• [WHAT YOU NEED TO DO] Nothing should be left out. Give all the data again exactly as written.

• [EXERCISE DATA]
-- -- --

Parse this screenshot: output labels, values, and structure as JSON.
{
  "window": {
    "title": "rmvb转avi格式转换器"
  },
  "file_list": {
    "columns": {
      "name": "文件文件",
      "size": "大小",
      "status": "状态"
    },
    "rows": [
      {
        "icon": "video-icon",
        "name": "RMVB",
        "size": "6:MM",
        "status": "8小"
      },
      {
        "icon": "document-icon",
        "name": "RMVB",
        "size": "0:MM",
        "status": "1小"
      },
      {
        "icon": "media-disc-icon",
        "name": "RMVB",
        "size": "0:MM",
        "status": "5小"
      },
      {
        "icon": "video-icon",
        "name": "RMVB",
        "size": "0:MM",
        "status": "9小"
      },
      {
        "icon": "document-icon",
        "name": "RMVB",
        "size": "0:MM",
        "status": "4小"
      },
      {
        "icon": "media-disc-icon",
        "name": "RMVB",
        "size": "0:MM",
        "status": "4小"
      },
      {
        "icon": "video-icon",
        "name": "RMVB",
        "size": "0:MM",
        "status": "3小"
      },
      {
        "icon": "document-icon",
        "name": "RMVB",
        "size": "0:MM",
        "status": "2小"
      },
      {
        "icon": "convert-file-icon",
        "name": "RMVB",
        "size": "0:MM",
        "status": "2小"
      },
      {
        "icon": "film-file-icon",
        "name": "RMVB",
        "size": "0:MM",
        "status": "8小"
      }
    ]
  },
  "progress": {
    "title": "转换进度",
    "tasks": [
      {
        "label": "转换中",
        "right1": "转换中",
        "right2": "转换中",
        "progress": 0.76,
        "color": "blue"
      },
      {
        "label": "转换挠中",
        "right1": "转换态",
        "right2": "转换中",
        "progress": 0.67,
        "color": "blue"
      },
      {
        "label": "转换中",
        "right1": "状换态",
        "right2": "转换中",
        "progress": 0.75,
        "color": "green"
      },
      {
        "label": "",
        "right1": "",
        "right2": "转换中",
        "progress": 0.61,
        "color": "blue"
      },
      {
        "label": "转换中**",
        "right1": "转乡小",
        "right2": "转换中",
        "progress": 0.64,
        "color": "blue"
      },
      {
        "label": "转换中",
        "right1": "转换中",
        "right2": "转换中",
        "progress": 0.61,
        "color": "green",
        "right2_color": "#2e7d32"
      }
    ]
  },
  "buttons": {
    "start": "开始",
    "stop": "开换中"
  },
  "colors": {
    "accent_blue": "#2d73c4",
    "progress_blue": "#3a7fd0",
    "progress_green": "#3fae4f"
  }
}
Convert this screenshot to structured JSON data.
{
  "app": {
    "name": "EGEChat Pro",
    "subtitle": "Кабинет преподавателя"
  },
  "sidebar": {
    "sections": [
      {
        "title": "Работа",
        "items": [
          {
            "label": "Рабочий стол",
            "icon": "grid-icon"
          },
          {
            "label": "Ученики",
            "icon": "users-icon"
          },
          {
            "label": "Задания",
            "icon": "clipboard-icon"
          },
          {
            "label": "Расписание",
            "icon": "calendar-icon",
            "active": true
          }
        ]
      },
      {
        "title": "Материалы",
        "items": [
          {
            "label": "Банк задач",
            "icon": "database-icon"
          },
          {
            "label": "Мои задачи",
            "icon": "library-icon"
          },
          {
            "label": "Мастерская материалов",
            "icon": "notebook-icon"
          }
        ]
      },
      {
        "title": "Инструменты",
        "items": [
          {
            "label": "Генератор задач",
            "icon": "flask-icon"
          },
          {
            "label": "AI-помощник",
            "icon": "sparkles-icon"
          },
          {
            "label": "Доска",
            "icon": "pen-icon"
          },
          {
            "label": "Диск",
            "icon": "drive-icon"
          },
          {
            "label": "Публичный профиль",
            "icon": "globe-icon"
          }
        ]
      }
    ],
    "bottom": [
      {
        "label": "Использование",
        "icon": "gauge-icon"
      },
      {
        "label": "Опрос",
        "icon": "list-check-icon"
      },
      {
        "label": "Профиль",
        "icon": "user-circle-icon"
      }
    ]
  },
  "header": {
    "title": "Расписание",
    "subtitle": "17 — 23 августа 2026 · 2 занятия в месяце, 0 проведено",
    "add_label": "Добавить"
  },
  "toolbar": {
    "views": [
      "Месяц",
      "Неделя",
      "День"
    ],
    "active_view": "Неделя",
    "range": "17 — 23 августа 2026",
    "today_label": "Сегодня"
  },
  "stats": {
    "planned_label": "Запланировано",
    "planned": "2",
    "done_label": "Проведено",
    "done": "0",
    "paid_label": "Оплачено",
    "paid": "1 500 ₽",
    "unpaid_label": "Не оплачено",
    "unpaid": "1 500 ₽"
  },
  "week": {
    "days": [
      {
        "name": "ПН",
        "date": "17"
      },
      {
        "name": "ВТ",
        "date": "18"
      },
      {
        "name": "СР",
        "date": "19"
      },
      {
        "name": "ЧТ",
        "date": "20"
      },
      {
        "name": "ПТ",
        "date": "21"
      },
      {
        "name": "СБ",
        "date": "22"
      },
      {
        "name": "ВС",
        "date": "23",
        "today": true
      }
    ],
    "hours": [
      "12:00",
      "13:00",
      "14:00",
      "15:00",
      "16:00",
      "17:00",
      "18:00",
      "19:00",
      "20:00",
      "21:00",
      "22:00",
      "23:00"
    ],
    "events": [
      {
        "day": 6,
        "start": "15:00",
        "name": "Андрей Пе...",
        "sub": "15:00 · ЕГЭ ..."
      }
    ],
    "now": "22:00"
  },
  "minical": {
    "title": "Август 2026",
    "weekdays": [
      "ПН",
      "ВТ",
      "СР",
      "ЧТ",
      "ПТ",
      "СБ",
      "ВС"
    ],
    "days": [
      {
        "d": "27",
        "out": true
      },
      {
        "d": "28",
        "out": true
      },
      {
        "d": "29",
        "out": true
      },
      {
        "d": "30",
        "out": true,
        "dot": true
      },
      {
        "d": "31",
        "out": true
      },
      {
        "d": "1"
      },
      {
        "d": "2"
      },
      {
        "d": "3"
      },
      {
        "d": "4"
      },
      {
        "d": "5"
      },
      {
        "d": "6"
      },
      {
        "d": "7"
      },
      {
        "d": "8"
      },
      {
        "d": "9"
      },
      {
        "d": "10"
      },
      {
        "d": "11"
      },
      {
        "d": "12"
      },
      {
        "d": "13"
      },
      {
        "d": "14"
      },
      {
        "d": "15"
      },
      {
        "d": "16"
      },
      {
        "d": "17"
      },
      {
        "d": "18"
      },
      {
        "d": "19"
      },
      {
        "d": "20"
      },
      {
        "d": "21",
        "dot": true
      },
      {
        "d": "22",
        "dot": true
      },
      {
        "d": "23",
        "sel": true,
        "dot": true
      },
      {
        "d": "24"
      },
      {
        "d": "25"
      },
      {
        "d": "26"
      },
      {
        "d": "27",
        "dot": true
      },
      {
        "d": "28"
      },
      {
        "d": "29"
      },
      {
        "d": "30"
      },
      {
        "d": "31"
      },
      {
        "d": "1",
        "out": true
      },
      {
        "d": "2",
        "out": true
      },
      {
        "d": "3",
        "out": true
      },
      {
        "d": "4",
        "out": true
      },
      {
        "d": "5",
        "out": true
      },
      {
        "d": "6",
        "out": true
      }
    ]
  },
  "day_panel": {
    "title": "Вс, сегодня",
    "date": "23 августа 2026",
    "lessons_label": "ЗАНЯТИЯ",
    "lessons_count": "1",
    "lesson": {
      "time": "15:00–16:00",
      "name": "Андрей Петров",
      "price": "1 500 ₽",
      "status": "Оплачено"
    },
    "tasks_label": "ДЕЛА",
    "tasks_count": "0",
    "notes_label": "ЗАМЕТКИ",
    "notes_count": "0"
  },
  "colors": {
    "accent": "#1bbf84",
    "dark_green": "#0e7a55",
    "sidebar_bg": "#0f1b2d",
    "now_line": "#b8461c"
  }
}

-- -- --

• [RESULT FOR THIS EXERCISE]
Parse this screenshot: output labels, values, and structure as JSON.
{
  "window": {
    "title": "rmvb转avi格式转换器"
  },
  "file_list": {
    "columns": {
      "name": "文件文件",
      "size": "大小",
      "status": "状态"
    },
    "rows": [
      {
        "icon": "video-icon",
        "name": "RMVB",
        "size": "6:MM",
        "status": "8小"
      },
      {
        "icon": "document-icon",
        "name": "RMVB",
        "size": "0:MM",
        "status": "1小"
      },
      {
        "icon": "media-disc-icon",
        "name": "RMVB",
        "size": "0:MM",
        "status": "5小"
      },
      {
        "icon": "video-icon",
        "name": "RMVB",
        "size": "0:MM",
        "status": "9小"
      },
      {
        "icon": "document-icon",
        "name": "RMVB",
        "size": "0:MM",
        "status": "4小"
      },
      {
        "icon": "media-disc-icon",
        "name": "RMVB",
        "size": "0:MM",
        "status": "4小"
      },
      {
        "icon": "video-icon",
        "name": "RMVB",
        "size": "0:MM",
        "status": "3小"
      },
      {
        "icon": "document-icon",
        "name": "RMVB",
        "size": "0:MM",
        "status": "2小"
      },
      {
        "icon": "convert-file-icon",
        "name": "RMVB",
        "size": "0:MM",
        "status": "2小"
      },
      {
        "icon": "film-file-icon",
        "name": "RMVB",
        "size": "0:MM",
        "status": "8小"
      }
    ]
  },
  "progress": {
    "title": "转换进度",
    "tasks": [
      {
        "label": "转换中",
        "right1": "转换中",
        "right2": "转换中",
        "progress": 0.76,
        "color": "blue"
      },
      {
        "label": "转换挠中",
        "right1": "转换态",
        "right2": "转换中",
        "progress": 0.67,
        "color": "blue"
      },
      {
        "label": "转换中",
        "right1": "状换态",
        "right2": "转换中",
        "progress": 0.75,
        "color": "green"
      },
      {
        "label": "",
        "right1": "",
        "right2": "转换中",
        "progress": 0.61,
        "color": "blue"
      },
      {
        "label": "转换中**",
        "right1": "转乡小",
        "right2": "转换中",
        "progress": 0.64,
        "color": "blue"
      },
      {
        "label": "转换中",
        "right1": "转换中",
        "right2": "转换中",
        "progress": 0.61,
        "color": "green",
        "right2_color": "#2e7d32"
      }
    ]
  },
  "buttons": {
    "start": "开始",
    "stop": "开换中"
  },
  "colors": {
    "accent_blue": "#2d73c4",
    "progress_blue": "#3a7fd0",
    "progress_green": "#3fae4f"
  }
}
Convert this screenshot to structured JSON data.
{
  "app": {
    "name": "EGEChat Pro",
    "subtitle": "Кабинет преподавателя"
  },
  "sidebar": {
    "sections": [
      {
        "title": "Работа",
        "items": [
          {
            "label": "Рабочий стол",
            "icon": "grid-icon"
          },
          {
            "label": "Ученики",
            "icon": "users-icon"
          },
          {
            "label": "Задания",
            "icon": "clipboard-icon"
          },
          {
            "label": "Расписание",
            "icon": "calendar-icon",
            "active": true
          }
        ]
      },
      {
        "title": "Материалы",
        "items": [
          {
            "label": "Банк задач",
            "icon": "database-icon"
          },
          {
            "label": "Мои задачи",
            "icon": "library-icon"
          },
          {
            "label": "Мастерская материалов",
            "icon": "notebook-icon"
          }
        ]
      },
      {
        "title": "Инструменты",
        "items": [
          {
            "label": "Генератор задач",
            "icon": "flask-icon"
          },
          {
            "label": "AI-помощник",
            "icon": "sparkles-icon"
          },
          {
            "label": "Доска",
            "icon": "pen-icon"
          },
          {
            "label": "Диск",
            "icon": "drive-icon"
          },
          {
            "label": "Публичный профиль",
            "icon": "globe-icon"
          }
        ]
      }
    ],
    "bottom": [
      {
        "label": "Использование",
        "icon": "gauge-icon"
      },
      {
        "label": "Опрос",
        "icon": "list-check-icon"
      },
      {
        "label": "Профиль",
        "icon": "user-circle-icon"
      }
    ]
  },
  "header": {
    "title": "Расписание",
    "subtitle": "17 — 23 августа 2026 · 2 занятия в месяце, 0 проведено",
    "add_label": "Добавить"
  },
  "toolbar": {
    "views": [
      "Месяц",
      "Неделя",
      "День"
    ],
    "active_view": "Неделя",
    "range": "17 — 23 августа 2026",
    "today_label": "Сегодня"
  },
  "stats": {
    "planned_label": "Запланировано",
    "planned": "2",
    "done_label": "Проведено",
    "done": "0",
    "paid_label": "Оплачено",
    "paid": "1 500 ₽",
    "unpaid_label": "Не оплачено",
    "unpaid": "1 500 ₽"
  },
  "week": {
    "days": [
      {
        "name": "ПН",
        "date": "17"
      },
      {
        "name": "ВТ",
        "date": "18"
      },
      {
        "name": "СР",
        "date": "19"
      },
      {
        "name": "ЧТ",
        "date": "20"
      },
      {
        "name": "ПТ",
        "date": "21"
      },
      {
        "name": "СБ",
        "date": "22"
      },
      {
        "name": "ВС",
        "date": "23",
        "today": true
      }
    ],
    "hours": [
      "12:00",
      "13:00",
      "14:00",
      "15:00",
      "16:00",
      "17:00",
      "18:00",
      "19:00",
      "20:00",
      "21:00",
      "22:00",
      "23:00"
    ],
    "events": [
      {
        "day": 6,
        "start": "15:00",
        "name": "Андрей Пе...",
        "sub": "15:00 · ЕГЭ ..."
      }
    ],
    "now": "22:00"
  },
  "minical": {
    "title": "Август 2026",
    "weekdays": [
      "ПН",
      "ВТ",
      "СР",
      "ЧТ",
      "ПТ",
      "СБ",
      "ВС"
    ],
    "days": [
      {
        "d": "27",
        "out": true
      },
      {
        "d": "28",
        "out": true
      },
      {
        "d": "29",
        "out": true
      },
      {
        "d": "30",
        "out": true,
        "dot": true
      },
      {
        "d": "31",
        "out": true
      },
      {
        "d": "1"
      },
      {
        "d": "2"
      },
      {
        "d": "3"
      },
      {
        "d": "4"
      },
      {
        "d": "5"
      },
      {
        "d": "6"
      },
      {
        "d": "7"
      },
      {
        "d": "8"
      },
      {
        "d": "9"
      },
      {
        "d": "10"
      },
      {
        "d": "11"
      },
      {
        "d": "12"
      },
      {
        "d": "13"
      },
      {
        "d": "14"
      },
      {
        "d": "15"
      },
      {
        "d": "16"
      },
      {
        "d": "17"
      },
      {
        "d": "18"
      },
      {
        "d": "19"
      },
      {
        "d": "20"
      },
      {
        "d": "21",
        "dot": true
      },
      {
        "d": "22",
        "dot": true
      },
      {
        "d": "23",
        "sel": true,
        "dot": true
      },
      {
        "d": "24"
      },
      {
        "d": "25"
      },
      {
        "d": "26"
      },
      {
        "d": "27",
        "dot": true
      },
      {
        "d": "28"
      },
      {
        "d": "29"
      },
      {
        "d": "30"
      },
      {
        "d": "31"
      },
      {
        "d": "1",
        "out": true
      },
      {
        "d": "2",
        "out": true
      },
      {
        "d": "3",
        "out": true
      },
      {
        "d": "4",
        "out": true
      },
      {
        "d": "5",
        "out": true
      },
      {
        "d": "6",
        "out": true
      }
    ]
  },
  "day_panel": {
    "title": "Вс, сегодня",
    "date": "23 августа 2026",
    "lessons_label": "ЗАНЯТИЯ",
    "lessons_count": "1",
    "lesson": {
      "time": "15:00–16:00",
      "name": "Андрей Петров",
      "price": "1 500 ₽",
      "status": "Оплачено"
    },
    "tasks_label": "ДЕЛА",
    "tasks_count": "0",
    "notes_label": "ЗАМЕТКИ",
    "notes_count": "0"
  },
  "colors": {
    "accent": "#1bbf84",
    "dark_green": "#0e7a55",
    "sidebar_bg": "#0f1b2d",
    "now_line": "#b8461c"
  }
}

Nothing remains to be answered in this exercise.